It was traditional for the wife to also bring financial assets into the marriage, which were divided into two:
- Nikhsei melug, which are possessions that remain the property of the woman. While the couple is married, her husband is okhel peirot – literally, he “eats the fruit.” In other words, she owns the property, but as long as they are married the profits accrued by the property belong to the husband. When the marriage ends, they remain hers, in whatever condition they may be.
- Nikhsei tzon barzel, which are possessions that become the property of the husband. Their value is written into the ketuba, and in the event that their marriage comes to an end – if the husband dies or if they become divorced ? the wife will be reimbursed for the full amount, either from the estate if he died or from him if they divorced.
Our Gemara introduces the idea of a woman selling her ketuba for tovat hana’ah. In the case of selling a ketuba, the idea of tovat hana’ah is the value of the ketuba on the open market while the marriage still exists. Like any commodity, the ketuba‘s potential value may be of interest to an investor. Since in the event of divorce or of the husband’s death the woman will receive a lump sum payment, someone may be willing to pay some fraction of the potential value.

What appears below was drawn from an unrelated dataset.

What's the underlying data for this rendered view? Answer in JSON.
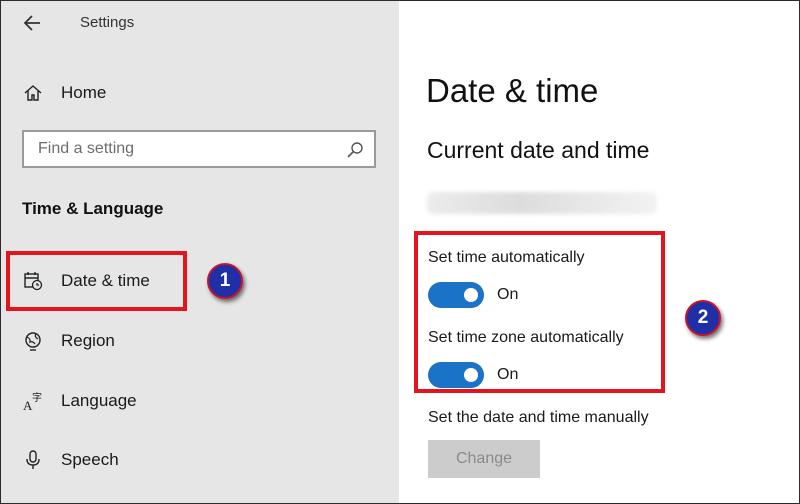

Of course, should the wife die first, according to takkanot Usha (see daf 88) the husband will inherit her, leaving nothing for the “investor,” something that will limit the amount that an investor might be willing to pay.